Chiang famously has never written a novel — just these perfect, mind-altering pieces of short fiction. And yet, Chiang packs enough cleverness, and enough twists and turns, into his stories for a whole series of books. This novella, about digital creatures that are "raised" by a community of developers and enthusiasts, is no exception. Chiang explores deep questions about the nature of consciousness and innocence, but then serves up surprise after surprise, turning your expectations on their head over and over again. (Amazon/Powells)
All of Link's short stories are provocative and vexing, but this is probably my favorite — the story of a family that goes to live at a house in the middle of nowhere, while the husband keeps commuting back into the city. There are no answers here, and not even any satisfying questions, but you'll keep looking deeper into this story to find your own meaning in its gothic strangeness. Electric Literature's mini-essay about "Stone Animals" is well worth reading for more insights. (Amazon/Powells)

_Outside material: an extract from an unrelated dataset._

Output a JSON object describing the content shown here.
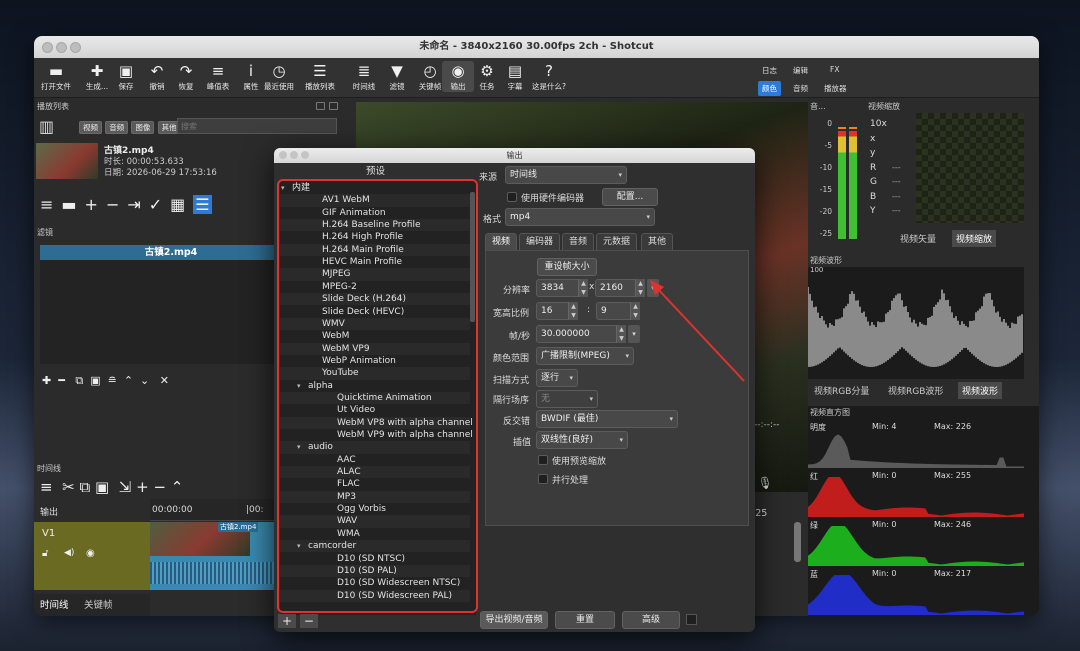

This is one of those great stories that works both as a metaphor (for colonialism, for what happens when one nation makes another a "client state") but also as a straight-up piece of speculative biology — a group of wasps conquer a group of bees, and some of the highly educated wasps think that they can take some of the bee offspring and turn them into scholars. But the bee colony also has to work way harder to service the wasps' needs as well as its own. And this arrangement has vastly unpredictable results, for both sides. There are huge lessons for human societies here, but also something irreduceably alien. (Amazon)
Unlike Ted Chiang and Kelly Link, Dick isn't primarily known for his short stories — but his short fiction is often his most powerful and well-constructed writing. There's a reason why most of the movies of Dick's works have been based on short fiction rather than his novels. Subterranean Press did a five-volume set of Dick's complete short stories, and it's an eye-opening assortment of brilliant ideas, with enough inventiveness to sustain a novel but none of the meandering and wheel-spinning. This one, though, stands on its own — at first, it feels like a weird Twilight Zone episode, as a kid sees his father standing in the garage with a duplicate father. But it soon turns into a kind of Body Snatchers motif, with only a small group of kids aware of what's going on — and those kids behave in a way that Spielberg would never sanction. (Amazon/Powells)
This story swept the Hugo, Nebula and World Fantasy Awards, and we were proud to republish it at io9. It's a tear-jerking story about origami that comes to life — but it's really about the challenges faced by children who are caught between two cultures, and how internalized racism can damage a family. (Amazon)
We're just scratching the surface here — I wanted to include stories by Carol Emshwiller, Theodore Sturgeon, Maureen McHugh, Karen Joy Fowler, Robert A. Heinlein and a ton of others, but couldn't settle on just one. What's your favorite short story?